But something that’s helped me immensely in getting to know God and His purposes for me through His Word is by asking questions.
Questions help me start to figure out what a passage says, what it means, and how it applies to my life. And when I take time to ask my own questions about a passage, the Spirit often uses them to help me find some answers.
I recently put together a guide for our women’s Bible study through 1 Samuel, using some great resources like Jen Wilkin’s Women of the Word, Jack Klumpenhower’s Show Them Jesus, and David Helm’s One-to-One Bible Reading book. These questions could be used for any Old Testament narrative passage in the Bible, so you can check it out here (or get the whole books for more expansive tools to explore each part of the Bible).

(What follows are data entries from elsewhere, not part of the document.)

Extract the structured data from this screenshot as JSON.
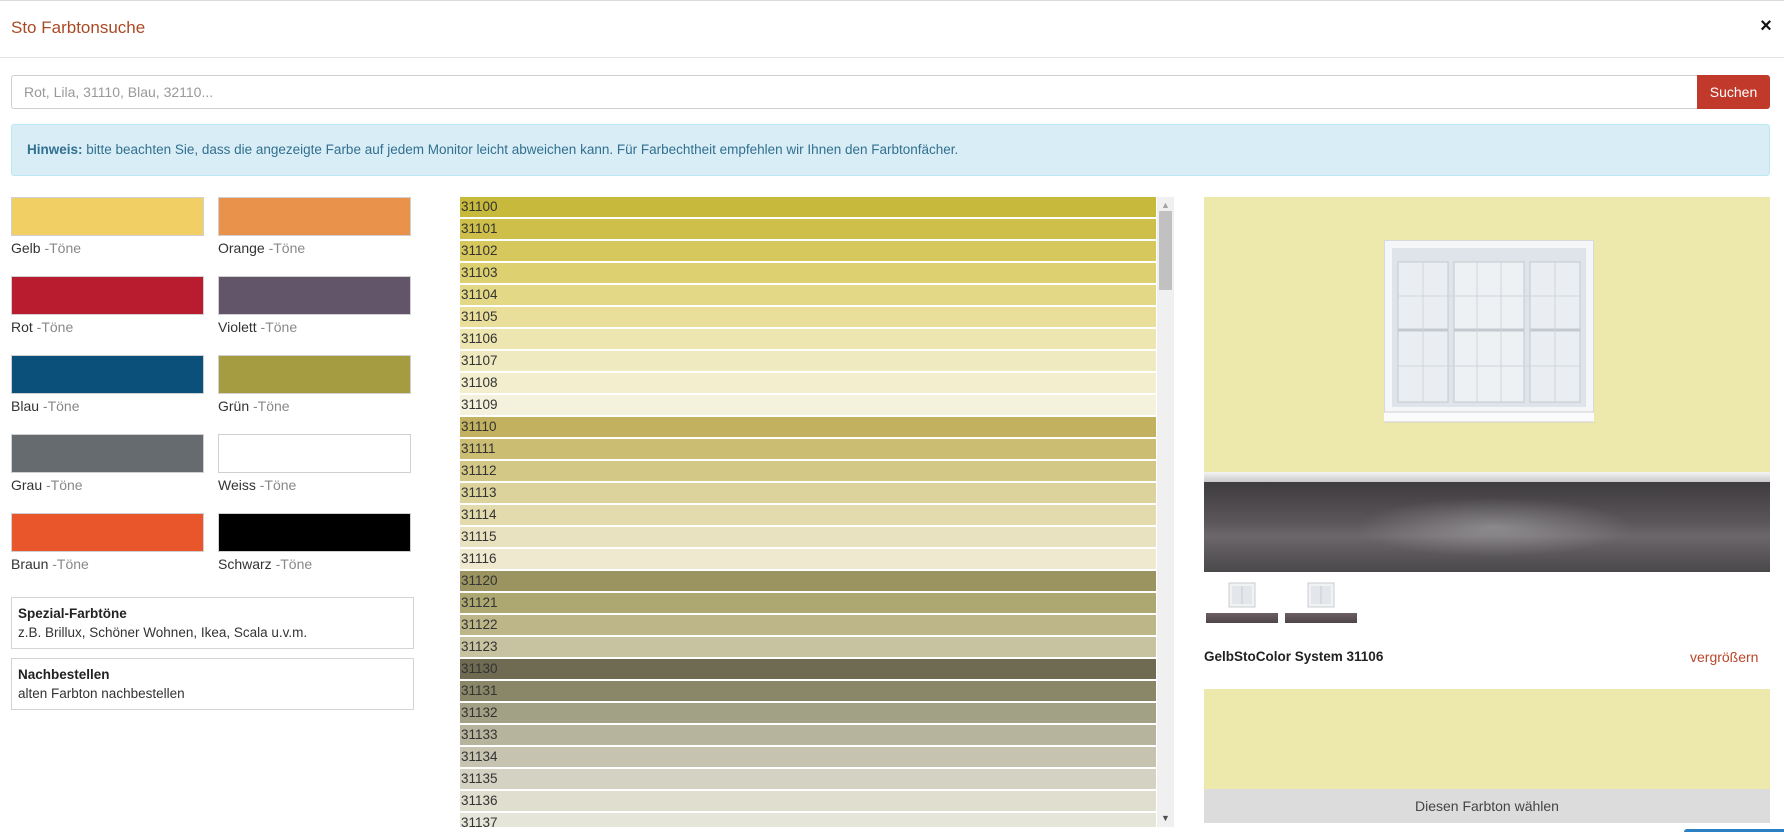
{
  "modal": {
    "title": "Sto Farbtonsuche",
    "close_symbol": "×"
  },
  "search": {
    "placeholder": "Rot, Lila, 31110, Blau, 32110...",
    "value": "",
    "button_label": "Suchen"
  },
  "notice": {
    "label": "Hinweis:",
    "text": " bitte beachten Sie, dass die angezeigte Farbe auf jedem Monitor leicht abweichen kann. Für Farbechtheit empfehlen wir Ihnen den Farbtonfächer."
  },
  "families": [
    {
      "name": "Gelb",
      "suffix": " -Töne",
      "color": "#f2cf64"
    },
    {
      "name": "Orange",
      "suffix": " -Töne",
      "color": "#e8924c"
    },
    {
      "name": "Rot",
      "suffix": " -Töne",
      "color": "#b91c2e"
    },
    {
      "name": "Violett",
      "suffix": " -Töne",
      "color": "#62556a"
    },
    {
      "name": "Blau",
      "suffix": " -Töne",
      "color": "#0b507b"
    },
    {
      "name": "Grün",
      "suffix": " -Töne",
      "color": "#a59b41"
    },
    {
      "name": "Grau",
      "suffix": " -Töne",
      "color": "#656b6e"
    },
    {
      "name": "Weiss",
      "suffix": " -Töne",
      "color": "#ffffff"
    },
    {
      "name": "Braun",
      "suffix": " -Töne",
      "color": "#ea562c"
    },
    {
      "name": "Schwarz",
      "suffix": " -Töne",
      "color": "#000000"
    }
  ],
  "special": {
    "title": "Spezial-Farbtöne",
    "subtitle": "z.B. Brillux, Schöner Wohnen, Ikea, Scala u.v.m."
  },
  "reorder": {
    "title": "Nachbestellen",
    "subtitle": "alten Farbton nachbestellen"
  },
  "shades": [
    {
      "code": "31100",
      "color": "#c7b93b"
    },
    {
      "code": "31101",
      "color": "#cdbf49"
    },
    {
      "code": "31102",
      "color": "#d6c85c"
    },
    {
      "code": "31103",
      "color": "#ddd071"
    },
    {
      "code": "31104",
      "color": "#e3d886"
    },
    {
      "code": "31105",
      "color": "#e9df9b"
    },
    {
      "code": "31106",
      "color": "#ede6b0"
    },
    {
      "code": "31107",
      "color": "#f0eac0"
    },
    {
      "code": "31108",
      "color": "#f2eece"
    },
    {
      "code": "31109",
      "color": "#f4f2dc"
    },
    {
      "code": "31110",
      "color": "#c2b15f"
    },
    {
      "code": "31111",
      "color": "#cbbd72"
    },
    {
      "code": "31112",
      "color": "#d4c886"
    },
    {
      "code": "31113",
      "color": "#dcd29b"
    },
    {
      "code": "31114",
      "color": "#e3dbae"
    },
    {
      "code": "31115",
      "color": "#e9e2c0"
    },
    {
      "code": "31116",
      "color": "#eee9cf"
    },
    {
      "code": "31120",
      "color": "#9b9460"
    },
    {
      "code": "31121",
      "color": "#ada772"
    },
    {
      "code": "31122",
      "color": "#bcb689"
    },
    {
      "code": "31123",
      "color": "#c7c2a0"
    },
    {
      "code": "31130",
      "color": "#6f6b52"
    },
    {
      "code": "31131",
      "color": "#8a8768"
    },
    {
      "code": "31132",
      "color": "#a2a085"
    },
    {
      "code": "31133",
      "color": "#b6b49c"
    },
    {
      "code": "31134",
      "color": "#c6c4b0"
    },
    {
      "code": "31135",
      "color": "#d4d2c2"
    },
    {
      "code": "31136",
      "color": "#dfdecf"
    },
    {
      "code": "31137",
      "color": "#e6e5d9"
    }
  ],
  "preview": {
    "wall_color": "#ede9ad",
    "selected_name": "GelbStoColor System 31106",
    "enlarge_label": "vergrößern",
    "choose_label": "Diesen Farbton wählen"
  }
}
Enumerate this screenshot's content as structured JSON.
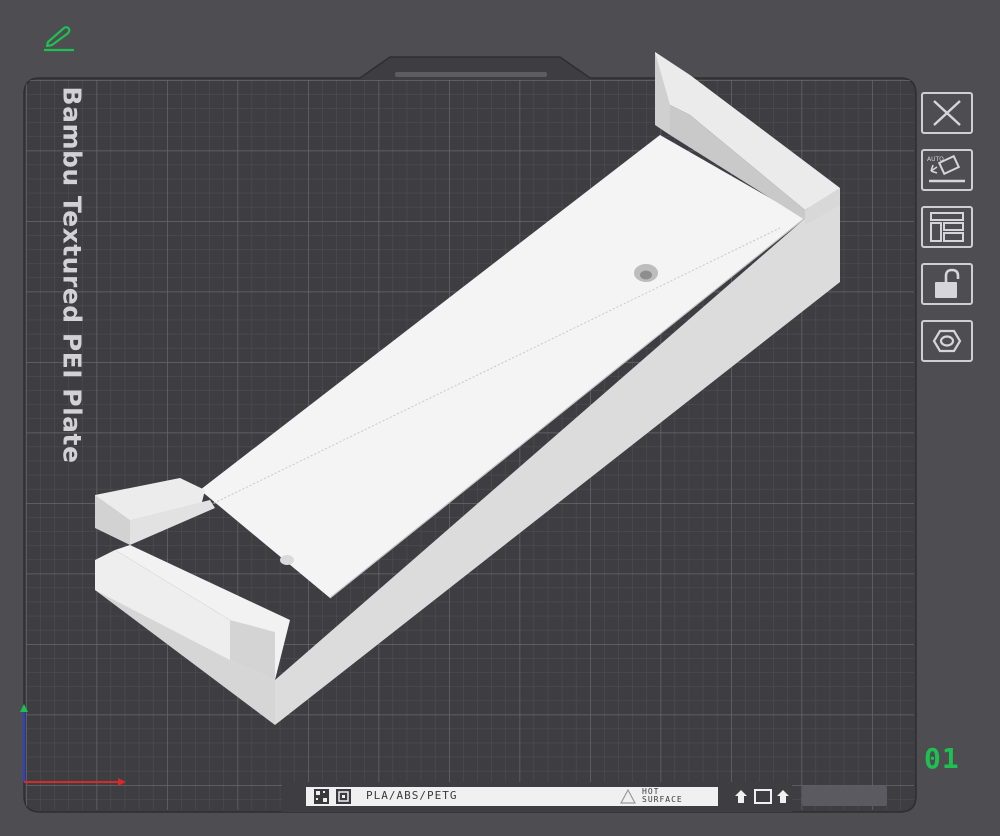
{
  "bed": {
    "plate_name": "Bambu Textured PEI Plate",
    "plate_number": "01",
    "strip": {
      "material": "PLA/ABS/PETG",
      "hot_surface_line1": "HOT",
      "hot_surface_line2": "SURFACE"
    }
  },
  "toolbar": {
    "buttons": [
      {
        "name": "close",
        "icon": "close-icon"
      },
      {
        "name": "auto-orient",
        "icon": "auto-orient-icon",
        "badge": "AUTO"
      },
      {
        "name": "arrange",
        "icon": "arrange-icon"
      },
      {
        "name": "lock",
        "icon": "lock-open-icon"
      },
      {
        "name": "plate-settings",
        "icon": "hex-nut-icon"
      }
    ]
  },
  "colors": {
    "background": "#4d4d52",
    "plate": "#3e3e42",
    "grid_line": "#5a5a60",
    "model": "#f4f4f4",
    "accent_green": "#1fbf52",
    "axis_x": "#d42a2a",
    "axis_y": "#2a3fd4",
    "axis_z": "#1fbf52"
  }
}
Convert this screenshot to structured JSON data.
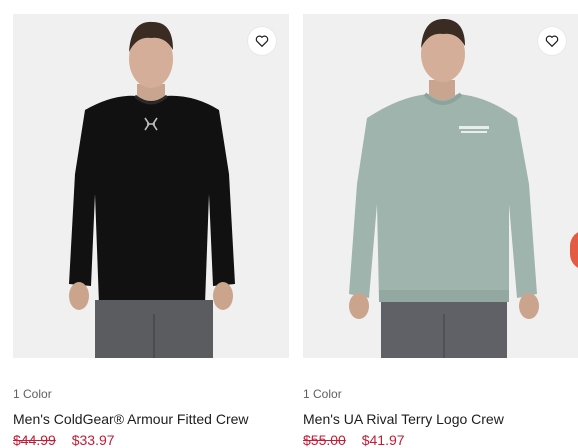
{
  "products": [
    {
      "color_count": "1 Color",
      "name": "Men's ColdGear® Armour Fitted Crew",
      "price_original": "$44.99",
      "price_sale": "$33.97",
      "shirt_color": "#111111",
      "icons": {
        "favorite": "heart-outline-icon",
        "logo": "ua-logo-icon"
      }
    },
    {
      "color_count": "1 Color",
      "name": "Men's UA Rival Terry Logo Crew",
      "price_original": "$55.00",
      "price_sale": "$41.97",
      "shirt_color": "#9fb4ac",
      "icons": {
        "favorite": "heart-outline-icon"
      }
    }
  ],
  "colors": {
    "image_background": "#f1f0f0",
    "sale_price": "#c11d37",
    "text": "#1d1d1d",
    "muted": "#5f5f5f"
  }
}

As I’ve studied God’s Word, different seasons have allowed various degrees of study. But as He’s invited me to join Him, revealing His plan of redemption through His Word, I’ve realized that every day I need a constant perspective shift.
I need to zoom out, using God’s Word as a telescope, to remember His kingdom coming, power at work, plan to save, and hope of eternity with Him.
I also need to use His Word as a microscope, zooming in on the miracle of my salvation, adoption, and the righteousness He has given me through Jesus’ obedience and sacrifice. I need to zoom in on the good roles He’s placed me in and how they are lived out in His kingdom, asking His Spirit to lead me in my daily decisions.
And I need a panoramic camera, to see how the Spirit is using believers all across the globe to invite people from every nation to know Him.
If I don’t ask His Spirit to help me zoom in, out, and around, I often fall into depending on my own strength or ability to obey. I compare my pitiful abilities to others’ seemingly-less-pitiful abilities and feel discontent, rather than looking up to Christ, who is completely able to accomplish the Father’s will. I try to figure out a list of what God wants me to do, rather than asking the Spirit to lead me in His good purposes.
Like the stones of remembrance in the Old Testament, each passage I study helps me to remember God’s involvement in a specific place and time, reminding me of His unchanging character at work now and for all eternity.
Here are two questions I like to ask the Spirit to show me when I read a passage:
- How does this passage challenge your understanding about who God is and what He is like? How is this aspect of God revealed–most fully–in Jesus?
- How does this aspect of God’s character change my view of self? How does believing the good news change how I live in attitude or behavior?
What questions has God used in your life to show you more of Himself and lead you in His ways?